The primary differences between the OpenGIS Web Feature Service Specification© and WFS Simple are:

  1. GML is not a required output format
  2. There is no HTTP POST encoding of a WFS Simple request
  3. Only one Feature Type is allowed per service instance (therefore the TypeName parameter goes away)
  4. Queries are specified using regex instead of a <Filter> parameter
  5. Query support is optional (this applies to WFS also, but it is important to emphasize)

The WFS Simple service consists of three mandatory operations:

  • GetCapabilities: metadata about the service, including output formats and ownership
  • DescribeFeatureType: access the data's schema
  • GetFeature:  retrieve data

Please join this public mailing list to participate in the development of WFS Simple:


DescribeFeatureType &

DescribeFeatureType & Filter

How does the DescribeFeatureType applies when the output is GeoRSS?

We also need to filter the output by keywords and not just date/bbox. The filter can be as simple as a single keyword to a more complex regular expression if necessary. The filter would apply to the contents of the feed (and categories)

Pat Cappelaere

Raj Singh's picture

In the case of Atom/GeoRSS,

In the case of Atom/GeoRSS, DescribeFeatureType would have the Atom schema with the GeoRSS extension--or even better it would have only the parts of the Atom and GeoRSS schemas that the service was using.

Let me try to explain better the filtering scheme proposed. The basic idea is that the GetFeature request parameters listed on the web page are those common to all Basic WFSes. However, services can advertise their data set's properties in the DescribeFeatureType response, and these properties can be put into the GetFeature request and searched. This doesn't violate the WFS spec because these parameters can be considered vendor-specific. It just happens that we've described a way for them to be automatically discovered.

Some will say that this mechanism is exactly what the filter specification allows you to do, but using filter is complex--not because it requires XML parsing, but because writing code to generically process the logic of a filter statement is hard. Dealing with HTTP GET parameters is much simpler.

We should probably move mindate and maxdate out of the basic parameters to keep in line with the WFS spec, but I think they are so universally useful I hesitate to do that.


I would argue that, assuming

I would argue that, assuming a GeoRSS output (which ought to be the default), this would not be of much use. So this is not basic anymore.
My responses are much looser or simpler as they do not require me to define any properties at all. If we want to be specific, then go traditional WFS.

Regarding the filtering scheme, by taking out the bbox and dates, we might as well allow for content filtering.
Not using the Filter spec is a good thing. This approach is much simpler and breaks down explicity what can be filtered.

Pat Cappelaere

Raj Singh's picture

But WFS Basic is not
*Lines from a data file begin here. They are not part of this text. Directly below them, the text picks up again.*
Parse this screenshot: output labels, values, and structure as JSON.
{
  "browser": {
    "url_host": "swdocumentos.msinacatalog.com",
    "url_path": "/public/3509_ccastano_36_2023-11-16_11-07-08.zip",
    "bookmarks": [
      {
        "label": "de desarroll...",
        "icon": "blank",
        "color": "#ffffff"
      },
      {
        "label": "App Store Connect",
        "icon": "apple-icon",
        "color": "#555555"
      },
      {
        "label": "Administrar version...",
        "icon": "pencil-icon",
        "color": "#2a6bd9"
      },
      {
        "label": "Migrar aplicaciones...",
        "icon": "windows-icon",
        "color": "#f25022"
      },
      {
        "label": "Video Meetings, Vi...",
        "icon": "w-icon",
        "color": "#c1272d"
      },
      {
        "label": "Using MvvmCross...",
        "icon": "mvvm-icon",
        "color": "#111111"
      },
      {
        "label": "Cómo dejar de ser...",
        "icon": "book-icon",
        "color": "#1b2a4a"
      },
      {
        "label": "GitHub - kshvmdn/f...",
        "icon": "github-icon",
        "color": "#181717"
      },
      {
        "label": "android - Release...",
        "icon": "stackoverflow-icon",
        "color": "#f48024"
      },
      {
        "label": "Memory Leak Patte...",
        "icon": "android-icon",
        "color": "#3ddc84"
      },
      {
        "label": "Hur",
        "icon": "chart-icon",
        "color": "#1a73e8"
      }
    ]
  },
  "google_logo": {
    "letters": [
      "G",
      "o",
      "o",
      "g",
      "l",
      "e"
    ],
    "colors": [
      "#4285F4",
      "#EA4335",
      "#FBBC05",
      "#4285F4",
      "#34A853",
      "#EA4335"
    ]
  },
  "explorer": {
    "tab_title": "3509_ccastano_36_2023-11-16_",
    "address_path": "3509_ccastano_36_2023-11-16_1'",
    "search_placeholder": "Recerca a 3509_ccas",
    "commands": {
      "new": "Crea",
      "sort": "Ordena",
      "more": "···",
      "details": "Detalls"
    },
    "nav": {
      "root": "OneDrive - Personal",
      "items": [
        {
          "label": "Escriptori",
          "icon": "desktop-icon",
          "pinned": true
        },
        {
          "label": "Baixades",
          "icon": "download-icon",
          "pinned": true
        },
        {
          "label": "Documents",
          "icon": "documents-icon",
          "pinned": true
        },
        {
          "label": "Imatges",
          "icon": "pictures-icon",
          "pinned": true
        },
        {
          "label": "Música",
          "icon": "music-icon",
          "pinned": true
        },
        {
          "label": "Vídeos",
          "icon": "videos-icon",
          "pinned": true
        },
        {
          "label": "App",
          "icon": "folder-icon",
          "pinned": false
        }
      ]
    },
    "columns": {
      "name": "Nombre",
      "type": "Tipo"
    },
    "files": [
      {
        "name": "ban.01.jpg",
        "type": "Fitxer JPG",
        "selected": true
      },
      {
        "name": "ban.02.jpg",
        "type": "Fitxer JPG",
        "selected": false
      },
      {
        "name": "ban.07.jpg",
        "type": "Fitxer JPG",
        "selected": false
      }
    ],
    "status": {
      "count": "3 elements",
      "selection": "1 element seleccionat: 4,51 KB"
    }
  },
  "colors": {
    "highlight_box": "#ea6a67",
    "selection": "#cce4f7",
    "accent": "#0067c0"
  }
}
But WFS Basic is not designed to be the service specification for Atom/GeoRSS. It's targeted at general database content service-enabled via common Web languages like Java, PHP, and Perl. If this does not work well for RSS feed interactions, then maybe something different is needed for RSS.
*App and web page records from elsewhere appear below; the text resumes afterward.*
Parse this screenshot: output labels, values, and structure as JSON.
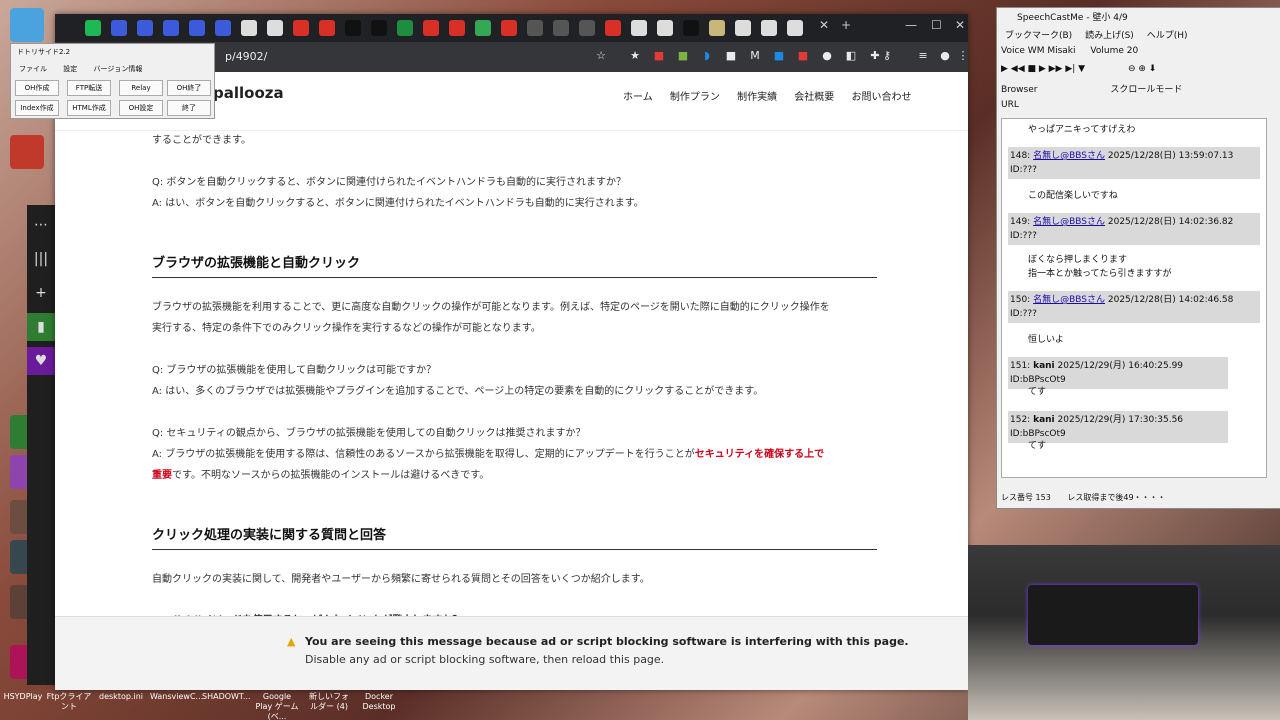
{
  "taskbar": {
    "apps": [
      "HSYDPlay",
      "Ftpクライアント",
      "desktop.ini",
      "WansviewC...",
      "SHADOWT...",
      "Google Play ゲーム (ベ...",
      "新しいフォルダー (4)",
      "Docker Desktop"
    ]
  },
  "tool_window": {
    "title": "ドトリサイド2.2",
    "menu": [
      "ファイル",
      "設定",
      "バージョン情報"
    ],
    "buttons": [
      "OH作成",
      "FTP転送",
      "Relay",
      "OH終了",
      "Index作成",
      "HTML作成",
      "OH設定",
      "終了"
    ]
  },
  "browser": {
    "url": "p/4902/",
    "site": {
      "logo": "pallooza",
      "nav": [
        "ホーム",
        "制作プラン",
        "制作実績",
        "会社概要",
        "お問い合わせ"
      ]
    },
    "content": {
      "p0": "することができます。",
      "qa1_q": "Q: ボタンを自動クリックすると、ボタンに関連付けられたイベントハンドラも自動的に実行されますか？",
      "qa1_a": "A: はい、ボタンを自動クリックすると、ボタンに関連付けられたイベントハンドラも自動的に実行されます。",
      "h_ext": "ブラウザの拡張機能と自動クリック",
      "ext_p1": "ブラウザの拡張機能を利用することで、更に高度な自動クリックの操作が可能となります。例えば、特定のページを開いた際に自動的にクリック操作を",
      "ext_p2": "実行する、特定の条件下でのみクリック操作を実行するなどの操作が可能となります。",
      "qa2_q": "Q: ブラウザの拡張機能を使用して自動クリックは可能ですか？",
      "qa2_a": "A: はい、多くのブラウザでは拡張機能やプラグインを追加することで、ページ上の特定の要素を自動的にクリックすることができます。",
      "qa3_q": "Q: セキュリティの観点から、ブラウザの拡張機能を使用しての自動クリックは推奨されますか？",
      "qa3_a1": "A: ブラウザの拡張機能を使用する際は、信頼性のあるソースから拡張機能を取得し、定期的にアップデートを行うことが",
      "qa3_red1": "セキュリティを確保する上で",
      "qa3_red2": "重要",
      "qa3_a2": "です。不明なソースからの拡張機能のインストールは避けるべきです。",
      "h_impl": "クリック処理の実装に関する質問と回答",
      "impl_p": "自動クリックの実装に関して、開発者やユーザーから頻繁に寄せられる質問とその回答をいくつか紹介します。",
      "qa4_q": "Q: click()メソッドを使用すると、どんなイベントが発火しますか？"
    },
    "adblock": {
      "line1": "You are seeing this message because ad or script blocking software is interfering with this page.",
      "line2": "Disable any ad or script blocking software, then reload this page."
    }
  },
  "speechcast": {
    "title": "SpeechCastMe - 壁小 4/9",
    "menu": [
      "ブックマーク(B)",
      "読み上げ(S)",
      "ヘルプ(H)"
    ],
    "voice": "Voice  WM Misaki",
    "volume": "Volume  20",
    "browser_label": "Browser",
    "url_label": "URL",
    "scroll_label": "スクロールモード",
    "top_text": "やっぱアニキってすげえわ",
    "posts": [
      {
        "no": "148:",
        "name": "名無し@BBSさん",
        "date": "2025/12/28(日) 13:59:07.13 ID:???",
        "body": "この配信楽しいですね"
      },
      {
        "no": "149:",
        "name": "名無し@BBSさん",
        "date": "2025/12/28(日) 14:02:36.82 ID:???",
        "body": "ぼくなら押しまくります"
      },
      {
        "no": "150:",
        "name": "名無し@BBSさん",
        "date": "2025/12/28(日) 14:02:46.58 ID:???",
        "body": "恒しいよ"
      },
      {
        "no": "151:",
        "name": "kani",
        "date": "2025/12/29(月) 16:40:25.99 ID:bBPscOt9",
        "body": "てす"
      },
      {
        "no": "152:",
        "name": "kani",
        "date": "2025/12/29(月) 17:30:35.56 ID:bBPscOt9",
        "body": "てす"
      }
    ],
    "body2_extra": "指一本とか触ってたら引きますすが",
    "status": [
      "レス番号 153",
      "レス取得まで後49・・・・"
    ]
  }
}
Most of us in State and

Most of us in State and Local Government GIS operations generally have way too many things piled up on our 'to-do' lists, so simpler/faster/easier is always an improvement, and much appreciated.
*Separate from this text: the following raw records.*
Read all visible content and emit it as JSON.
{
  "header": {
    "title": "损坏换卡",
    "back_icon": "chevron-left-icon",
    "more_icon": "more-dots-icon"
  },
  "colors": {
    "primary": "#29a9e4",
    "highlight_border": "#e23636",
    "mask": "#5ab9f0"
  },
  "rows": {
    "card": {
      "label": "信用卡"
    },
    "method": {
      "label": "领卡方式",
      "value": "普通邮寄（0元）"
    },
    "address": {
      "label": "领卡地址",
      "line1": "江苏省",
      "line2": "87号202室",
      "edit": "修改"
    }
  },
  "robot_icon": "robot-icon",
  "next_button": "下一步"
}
If publishing our GIS data as a feature service could be much less cumbersome and the data more easily and quickly consumable by a larger audience, that's also a good option to have. Fast and easy counts - a LOT.

I think a recent blog post by Paul Ramsey summed it up quite aptly as to how most public sector GIS data producers really feel about implementing WFS (althougth that particular topic is only a subset of the larger problems Paul was applying his comment to):

"..but for the most important people to the process, the data creators, it is just a pain in the ass."

I am not suggesting that WFS Basic would solve the entire problem Paul discusses, or even most of it. But, if it can help reduce the "PITA" of WFS a bit, then that's an improvement. There would always be situations where you'd want to implelement the full WFS spec, but I think there's still plenty of room for WFS Basic.